EXERCISE DESCRIPTION -
Line count for "title": give how many lines in the data below contain it, with no other words.

INPUT -

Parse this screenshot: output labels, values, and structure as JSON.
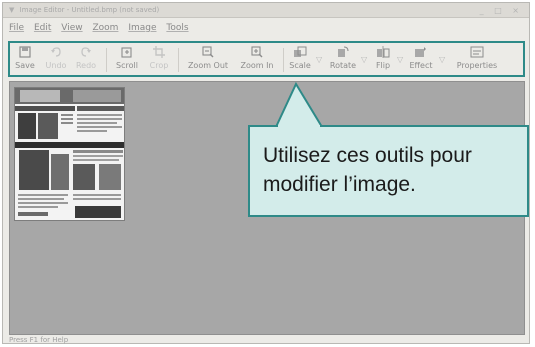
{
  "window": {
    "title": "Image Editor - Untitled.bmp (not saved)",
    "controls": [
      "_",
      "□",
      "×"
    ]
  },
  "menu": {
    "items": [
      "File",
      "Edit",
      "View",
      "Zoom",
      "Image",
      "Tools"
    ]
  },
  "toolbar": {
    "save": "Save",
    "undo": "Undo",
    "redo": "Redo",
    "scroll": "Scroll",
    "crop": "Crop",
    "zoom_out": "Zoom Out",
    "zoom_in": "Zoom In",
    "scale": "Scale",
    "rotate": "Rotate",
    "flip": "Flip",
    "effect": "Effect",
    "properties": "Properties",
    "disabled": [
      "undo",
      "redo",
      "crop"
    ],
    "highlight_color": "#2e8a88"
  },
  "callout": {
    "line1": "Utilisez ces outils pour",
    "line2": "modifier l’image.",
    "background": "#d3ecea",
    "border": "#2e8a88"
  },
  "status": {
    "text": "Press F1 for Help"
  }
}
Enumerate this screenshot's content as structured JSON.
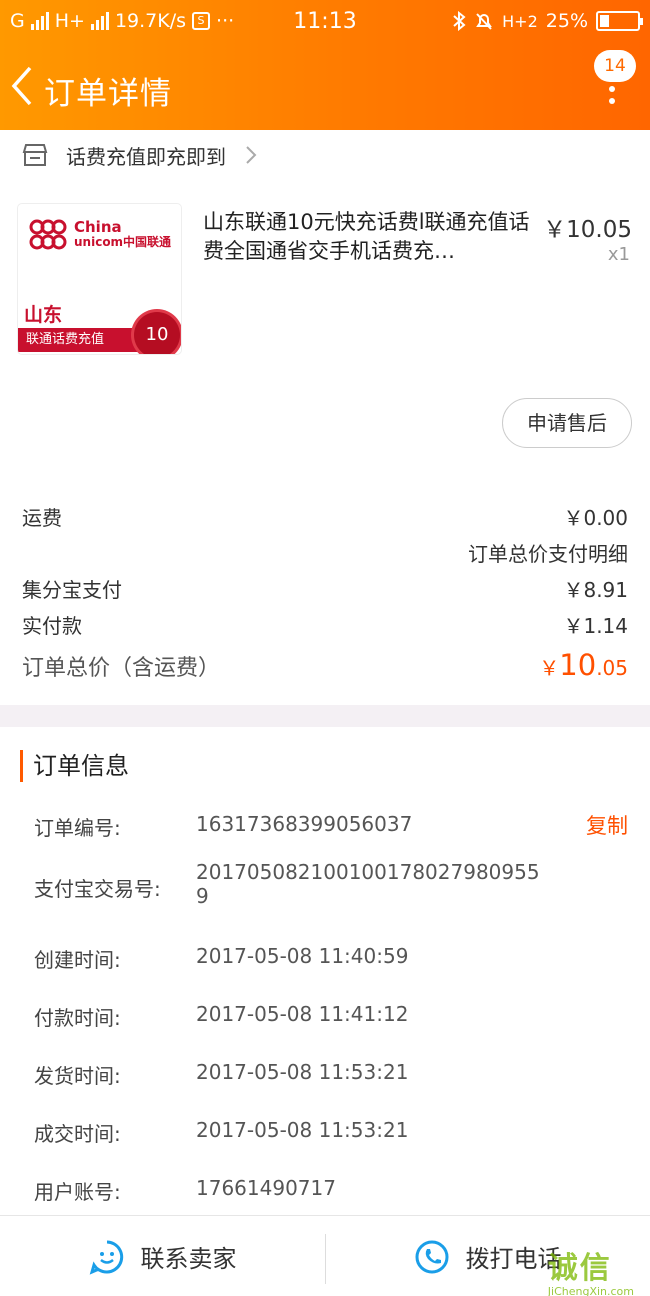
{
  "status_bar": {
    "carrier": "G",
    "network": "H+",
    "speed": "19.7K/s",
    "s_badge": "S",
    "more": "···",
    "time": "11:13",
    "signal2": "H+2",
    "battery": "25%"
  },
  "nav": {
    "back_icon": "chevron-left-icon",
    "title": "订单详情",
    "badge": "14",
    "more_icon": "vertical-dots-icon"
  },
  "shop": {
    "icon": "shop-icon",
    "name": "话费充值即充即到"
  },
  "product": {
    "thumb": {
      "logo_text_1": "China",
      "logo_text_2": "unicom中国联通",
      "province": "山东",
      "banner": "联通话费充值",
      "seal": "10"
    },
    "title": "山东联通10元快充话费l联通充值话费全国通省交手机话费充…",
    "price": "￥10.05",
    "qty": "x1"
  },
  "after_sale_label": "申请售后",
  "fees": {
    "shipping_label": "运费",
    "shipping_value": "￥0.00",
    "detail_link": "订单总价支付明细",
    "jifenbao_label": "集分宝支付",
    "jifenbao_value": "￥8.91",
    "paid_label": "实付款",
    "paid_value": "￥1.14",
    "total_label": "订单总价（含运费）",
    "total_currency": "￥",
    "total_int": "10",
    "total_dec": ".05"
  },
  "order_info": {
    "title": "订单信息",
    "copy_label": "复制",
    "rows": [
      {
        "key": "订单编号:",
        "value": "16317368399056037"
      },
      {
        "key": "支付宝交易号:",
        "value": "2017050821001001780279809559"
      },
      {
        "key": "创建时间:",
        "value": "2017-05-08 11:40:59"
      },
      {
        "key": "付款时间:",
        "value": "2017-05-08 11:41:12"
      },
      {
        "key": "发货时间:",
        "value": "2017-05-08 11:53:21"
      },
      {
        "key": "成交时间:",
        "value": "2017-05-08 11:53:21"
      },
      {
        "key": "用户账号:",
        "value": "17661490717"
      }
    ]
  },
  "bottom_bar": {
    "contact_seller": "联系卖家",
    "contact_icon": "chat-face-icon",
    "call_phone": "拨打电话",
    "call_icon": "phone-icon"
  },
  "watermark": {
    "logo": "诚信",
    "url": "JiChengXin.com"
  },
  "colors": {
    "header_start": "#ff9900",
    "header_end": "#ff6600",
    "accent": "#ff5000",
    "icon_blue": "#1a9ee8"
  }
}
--
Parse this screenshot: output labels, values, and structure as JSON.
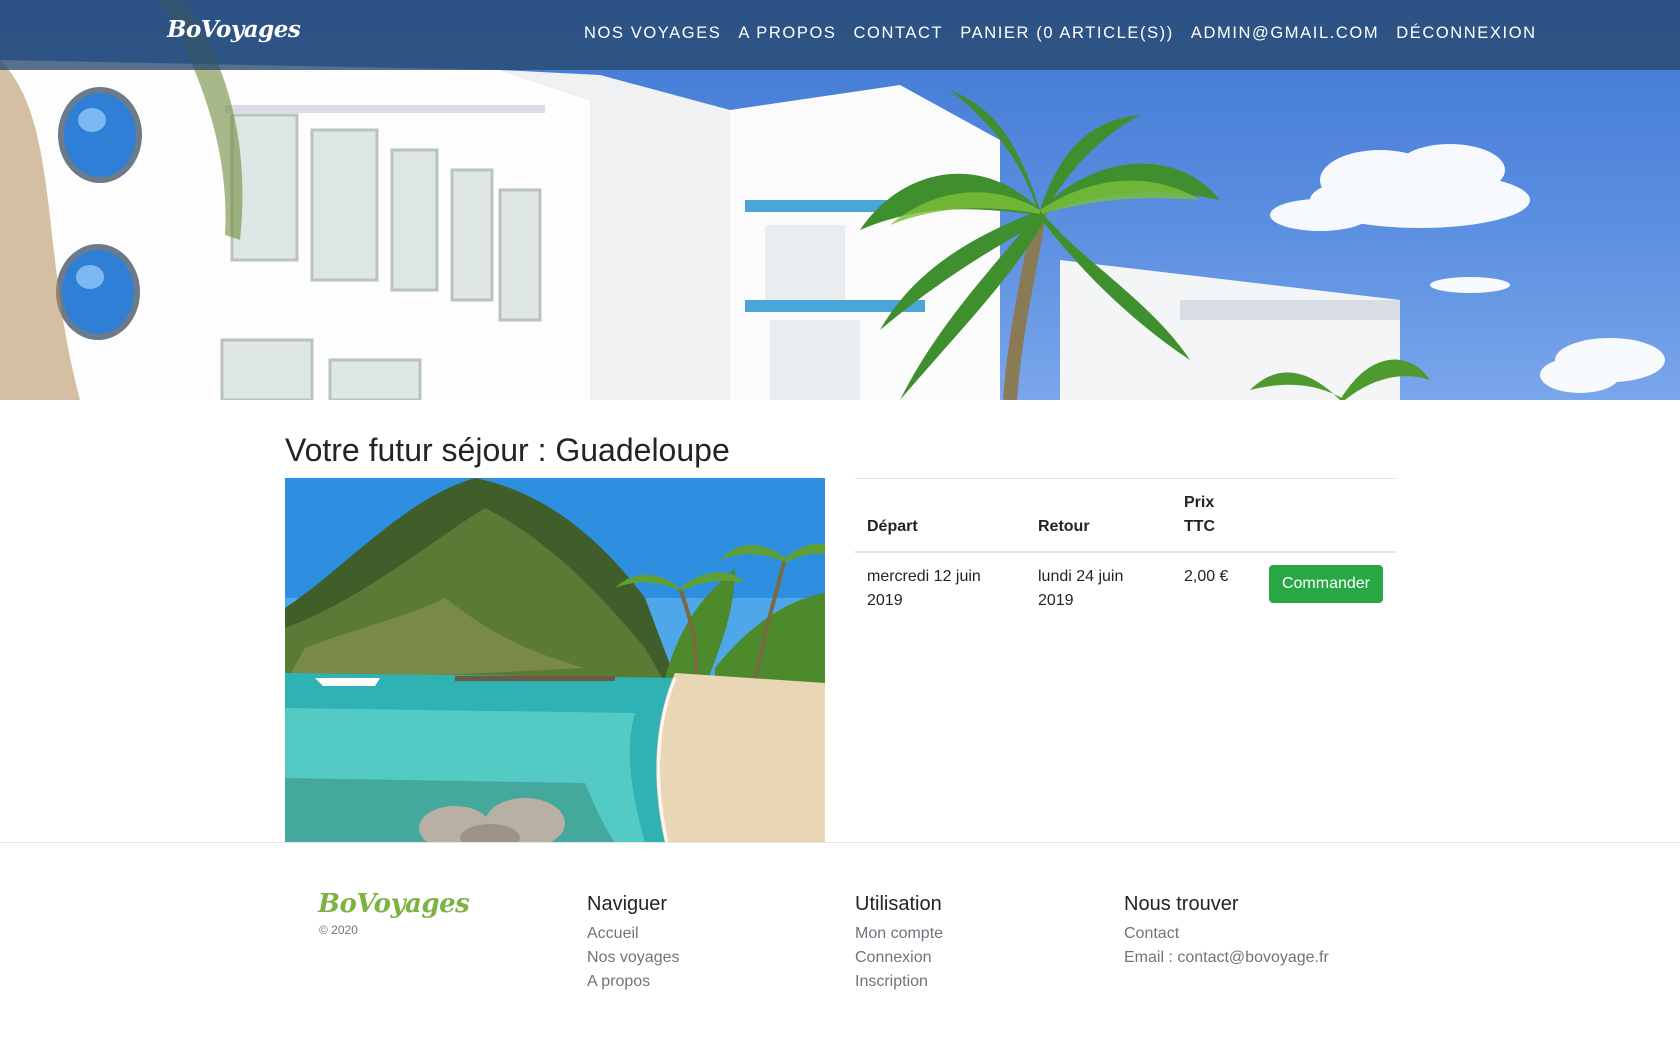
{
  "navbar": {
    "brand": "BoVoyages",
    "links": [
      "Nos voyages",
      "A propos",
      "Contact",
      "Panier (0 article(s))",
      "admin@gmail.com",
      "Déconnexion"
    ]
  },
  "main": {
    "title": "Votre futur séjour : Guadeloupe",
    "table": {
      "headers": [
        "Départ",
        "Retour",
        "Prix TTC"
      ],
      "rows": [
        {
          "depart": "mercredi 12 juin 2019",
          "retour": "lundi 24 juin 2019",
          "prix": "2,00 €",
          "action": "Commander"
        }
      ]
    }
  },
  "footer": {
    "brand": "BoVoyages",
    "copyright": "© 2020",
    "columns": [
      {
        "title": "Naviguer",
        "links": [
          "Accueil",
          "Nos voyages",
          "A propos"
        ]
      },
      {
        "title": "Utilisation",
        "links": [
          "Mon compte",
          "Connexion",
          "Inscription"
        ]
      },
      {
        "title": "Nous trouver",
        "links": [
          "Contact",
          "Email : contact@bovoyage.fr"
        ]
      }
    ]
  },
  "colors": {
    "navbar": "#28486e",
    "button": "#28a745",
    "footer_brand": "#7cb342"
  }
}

SOLUTION BELOW -
8